> [Exercise]:
Copy the result of filtering the entries below for lines that include the string "очень".
== Data for the task ==
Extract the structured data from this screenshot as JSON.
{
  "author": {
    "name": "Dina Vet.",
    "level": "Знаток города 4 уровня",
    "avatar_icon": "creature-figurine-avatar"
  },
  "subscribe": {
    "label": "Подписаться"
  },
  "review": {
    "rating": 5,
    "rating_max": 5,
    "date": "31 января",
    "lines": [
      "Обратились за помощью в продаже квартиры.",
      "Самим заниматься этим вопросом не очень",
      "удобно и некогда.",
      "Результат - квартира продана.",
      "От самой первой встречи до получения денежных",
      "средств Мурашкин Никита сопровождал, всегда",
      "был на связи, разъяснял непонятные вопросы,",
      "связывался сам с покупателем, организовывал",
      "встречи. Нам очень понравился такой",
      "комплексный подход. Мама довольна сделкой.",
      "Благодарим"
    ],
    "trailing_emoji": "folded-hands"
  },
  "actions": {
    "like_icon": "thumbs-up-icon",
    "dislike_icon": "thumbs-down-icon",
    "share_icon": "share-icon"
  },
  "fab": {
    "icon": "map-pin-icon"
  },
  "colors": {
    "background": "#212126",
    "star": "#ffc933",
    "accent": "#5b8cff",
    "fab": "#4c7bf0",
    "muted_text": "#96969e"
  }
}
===
> [Exercise output]:
      "Самим заниматься этим вопросом не очень",
      "встречи. Нам очень понравился такой",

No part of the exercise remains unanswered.